Volcanic eruptions responsible for the formation of Karisimbi, Bisoke, Sabyinyo and their sisters created other geographical features as well. These include lakes, rivers, craters, plateaus, basins and hot springs.
Right when I thought I had seen it all, one follower of this blog recommended a visit to Musanze caves. After years of frequent visits to attractions found on the surface of the earth, I made a decision to look for adventure below that surface.
I showed up at the tourist information office in downtown Musanze and booked a tour. Fifteen minutes later, I was driven to the mouth of the mysterious caves a couple of kilometers away. The starting point looks like an entrance of a military bunker.
I followed my guide’s lead along a rocky path deep down the scary underground channel covering a distance of about 2 kilometers through three segments.
Anything that lies beneath the ground instills fear into me. This fear seemed to be intensified by every step I took towards the interior of the tunnel. We were escorted by two armed soldiers but I was still afraid.
These caves have stood the test of time. They have survived massive earthquakes wreaking havoc from time to time. Mother nature is unpredictable but my instincts assured me the ground wouldn’t collapse. Still, I was afraid of something I can not describe.
I once watched a horror movie featuring monsters looking for their lost superstitious artifacts in dark places underneath the ground. While searching for their voodoo items, they were confronted by hostile ghosts and the encounter led to the outbreak of a bloody war. Maybe this fictitious story portraying the underground world as a battleground involving monsters and ghosts is what caused this persistent fear.
We strolled deep below the main Kigali-Rubavu highway and a higher learning institution known as INES. Yes, we walked along a horizontal opening under the ground on which the road and the school are constructed. Students were attending classes, kids were playing football, motorists were traversing the tarmac and I was touring caves below their land.
A lot of work has been done to pave the walkway inside the extensive caves. Something similar to a cobblestone footpath is built and stairs are shaped to ease climbing up and down the uneven floor. I saw several deviations from the main route into smaller, darker and scarier chambers. Although the trailer of the movie mentioned above was playing on my mind, I didn’t encounter anything apart from a colony of bats.

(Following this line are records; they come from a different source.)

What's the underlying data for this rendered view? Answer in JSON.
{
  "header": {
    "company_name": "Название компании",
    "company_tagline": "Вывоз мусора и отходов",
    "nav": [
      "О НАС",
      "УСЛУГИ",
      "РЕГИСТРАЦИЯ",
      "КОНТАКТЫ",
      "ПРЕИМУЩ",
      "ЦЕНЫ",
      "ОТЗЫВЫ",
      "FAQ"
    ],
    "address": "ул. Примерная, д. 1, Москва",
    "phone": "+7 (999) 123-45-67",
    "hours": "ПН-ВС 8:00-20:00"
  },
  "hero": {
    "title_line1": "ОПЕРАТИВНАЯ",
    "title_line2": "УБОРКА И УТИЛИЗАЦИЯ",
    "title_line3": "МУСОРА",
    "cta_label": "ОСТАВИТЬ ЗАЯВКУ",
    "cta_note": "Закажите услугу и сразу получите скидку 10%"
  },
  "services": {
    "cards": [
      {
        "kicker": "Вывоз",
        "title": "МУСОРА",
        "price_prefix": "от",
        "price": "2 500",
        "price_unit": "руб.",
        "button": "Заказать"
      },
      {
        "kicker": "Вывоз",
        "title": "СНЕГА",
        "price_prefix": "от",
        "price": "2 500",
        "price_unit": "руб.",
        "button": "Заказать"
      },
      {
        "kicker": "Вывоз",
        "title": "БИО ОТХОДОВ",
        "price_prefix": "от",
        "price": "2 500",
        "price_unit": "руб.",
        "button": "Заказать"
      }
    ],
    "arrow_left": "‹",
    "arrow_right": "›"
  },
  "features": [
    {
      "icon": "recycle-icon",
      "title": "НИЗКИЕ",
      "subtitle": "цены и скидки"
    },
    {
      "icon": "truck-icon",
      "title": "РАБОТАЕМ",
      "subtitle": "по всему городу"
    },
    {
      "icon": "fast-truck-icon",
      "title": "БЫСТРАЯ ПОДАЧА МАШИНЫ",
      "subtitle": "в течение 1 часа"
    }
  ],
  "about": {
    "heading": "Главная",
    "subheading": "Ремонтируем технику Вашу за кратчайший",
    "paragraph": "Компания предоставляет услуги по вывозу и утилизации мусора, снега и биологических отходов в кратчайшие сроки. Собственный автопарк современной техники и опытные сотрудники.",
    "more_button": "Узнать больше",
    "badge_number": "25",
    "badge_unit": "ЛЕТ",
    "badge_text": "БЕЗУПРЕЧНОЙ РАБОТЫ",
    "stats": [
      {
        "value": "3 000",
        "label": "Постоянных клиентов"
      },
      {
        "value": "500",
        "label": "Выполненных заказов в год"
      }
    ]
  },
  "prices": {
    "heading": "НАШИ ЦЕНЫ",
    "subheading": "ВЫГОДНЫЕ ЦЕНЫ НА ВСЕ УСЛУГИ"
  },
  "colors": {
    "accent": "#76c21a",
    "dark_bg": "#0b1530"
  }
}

How were these caves formed? That’s a million dollar question every visitor asks. When volcanic eruptions took place in the Virunga area, discharged lava flowed towards the least resistant directions. As the outer parts of the streams eventually cooled down and hardened, the inner currents continued to flow unobstructed leaving behind huge openings known as lava tubes beneath the elevated ground.
Volcanic eruptions showered blessings on this land. Most tourist attractions the area boasts came into being as a result of volcanic activities. Even the dollar-coughing mountain gorillas wouldn’t have settled here without the altitude, climatic conditions and vegetation created by the volcanoes. In addition, gas extracted from Lake Kivu is linked to a substance emitted from the underground molten rock. Volcanic turmoil can be destructive and catastrophic but eruptions took place before the area attracted widespread human settlements.
There was a time in history when Musanze caves sheltered families of hunters and gatherers. Some of their tools are still there. During the 1994 genocide against the Tutsi, they served as hideouts and saved lives. Today, the mammoth holes are attracting tourists and transforming livelihoods of the people. There is more to these caves than meets the eye.